NEW YORK • The Swedish Academy says it has given up trying to reach Bob Dylan, days after it awarded him the Nobel Prize for Literature.
"Right now, we are doing nothing. I have called and sent e-mails to his closest collaborator and received very friendly replies. For now, that is certainly enough," the academy's permanent secretary, Dr Sara Danius, told state radio SR on Monday.
So far, the American troubadour has responded with silence since he won the prize last Thursday. He gave a concert in Las Vegas that very night, but made no mention of the accolade.
So - as an early Dylan song may have put it - how does it feel?
"I am not at all worried," said Dr Danius, who said the academy has been in contact with an associate of Dylan. "I think he will show up."
Every Dec 10, Nobel prize winners are invited to Stockholm to receive their awards from King Carl XVI Gustaf and to give a speech during a banquet.
The Swedish Academy still does not know if Dylan, 75, plans to go to the event.
"If he doesn't want to come, he won't come. It will be a big party in any case and the honour belongs to him," said Dr Danius.
Dylan, whose lyrics have influenced generations of fans, is the first songwriter to win the prize. The announcement set off a debate in literary circles over whether he was an appropriate choice.
Other contenders for this year's prize included Salman Rushdie, Adonis and Ngugi wa Thiong'o.
Last Friday, Dylan was at Desert Trip, the classic-rock festival in Indio, California, and again made no remarks from the stage, although observers studied his performance for any clue of a reaction, however remote.
His set at that show was almost identical to that of the first weekend, with an intriguing addition: Why Try To Change Me Now?, a chestnut written by Cy Coleman and Joseph McCarthy that Dylan included on his 2015 album, Shadows In The Night.
(The Rolling Stones, who played next, openly celebrated Dylan. "We have never shared the stage with a Nobel Prize winner before," said Mick Jagger. "Bob is like our own Walt Whitman.")
Dylan's reticence is well known. He gives relatively few interviews and, in concert, he rarely interacts with his audience. He also maintains a close command over his business affairs, to the extent that even Columbia Records, the label that has been his home for almost his entire five-decade career, seemed to be waiting for a cue from its famous artist, publishing little more than a perfunctory tweet about the Nobel.
But it is extremely unusual for a Nobel laureate to respond with radio silence.
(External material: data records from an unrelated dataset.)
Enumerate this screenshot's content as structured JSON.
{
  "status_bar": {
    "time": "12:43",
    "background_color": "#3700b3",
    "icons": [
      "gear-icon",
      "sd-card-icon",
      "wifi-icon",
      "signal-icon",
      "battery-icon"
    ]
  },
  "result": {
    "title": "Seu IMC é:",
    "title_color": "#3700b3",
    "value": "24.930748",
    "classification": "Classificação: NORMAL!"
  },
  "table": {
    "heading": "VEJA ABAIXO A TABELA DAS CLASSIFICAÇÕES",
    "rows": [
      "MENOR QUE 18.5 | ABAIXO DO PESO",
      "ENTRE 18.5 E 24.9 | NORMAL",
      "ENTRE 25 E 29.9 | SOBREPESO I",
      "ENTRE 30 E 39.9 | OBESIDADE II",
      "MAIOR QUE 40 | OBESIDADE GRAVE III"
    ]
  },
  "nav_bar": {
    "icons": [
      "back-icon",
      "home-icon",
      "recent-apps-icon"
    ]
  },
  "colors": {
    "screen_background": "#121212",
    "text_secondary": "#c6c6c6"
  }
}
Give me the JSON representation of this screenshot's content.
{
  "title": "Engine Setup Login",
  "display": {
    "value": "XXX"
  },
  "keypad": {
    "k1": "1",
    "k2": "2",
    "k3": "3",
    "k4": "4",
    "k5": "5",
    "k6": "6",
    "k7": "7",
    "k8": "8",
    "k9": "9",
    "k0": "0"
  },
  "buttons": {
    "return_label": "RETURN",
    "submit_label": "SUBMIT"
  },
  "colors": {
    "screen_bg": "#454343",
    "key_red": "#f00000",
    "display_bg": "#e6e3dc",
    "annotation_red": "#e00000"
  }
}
Even Alice Munro, the Canadian short-story writer who was not well enough to attend the ceremony when she won three years ago at age 82, sent her daughter to Stockholm to accept the prize on her behalf.
In the literary world, early dissent about Dylan as a choice for the award has turned into a chorus, as some writers, including the poets Amy King and Danniel Schoone- beck, have called on Dylan to turn the honour down, as Jean-Paul Sartre did in 1964.
"Will Bob Dylan even show up to the ceremony?" Schoonebeck wrote on PEN's website after the organisation asked writers and publishers to respond to the award. "Everyone already knows his records front to back, he's already a household name all over the world, does this award do anything to effect any change whatsoever?"
He added: "If he hasn't done so already, Bob Dylan should turn down the award."
Novelist Porochista Khakpour faulted the Swedish Academy for honouring a music icon over international authors who could draw overdue attention to an entire region.
"The Nobel, which is a very international prize, is such a great opportunity to introduce us to someone who we've never heard of," Khakpour said in an interview.
Dylan, who may be a contrarian or may just be unpredictable, has turned up for far-lesser honours.
He was present at the Golden Globes in 2001 to accept the award for best original song, for Things Have Changed (from Wonder Boys), giving a speech of about 15 seconds in which he thanked his band, his record company, his family "and that's about it".
When he was honoured by MusiCares, a charity connected to the Grammy Awards, last year, he stunned a roomful of jaded record executives and journalists with 35 minutes of prepared comments. He went into revealing detail about his songwriting methods and how songs can resonate - a glimpse, perhaps, at how he might handle a Nobel speech, should he choose to make one.
"These songs of mine," he said, "they're like mystery plays, the kind Shakespeare saw when he was growing up. I think you could trace what I do back that far. They were on the fringes then and I think they're on the fringes now."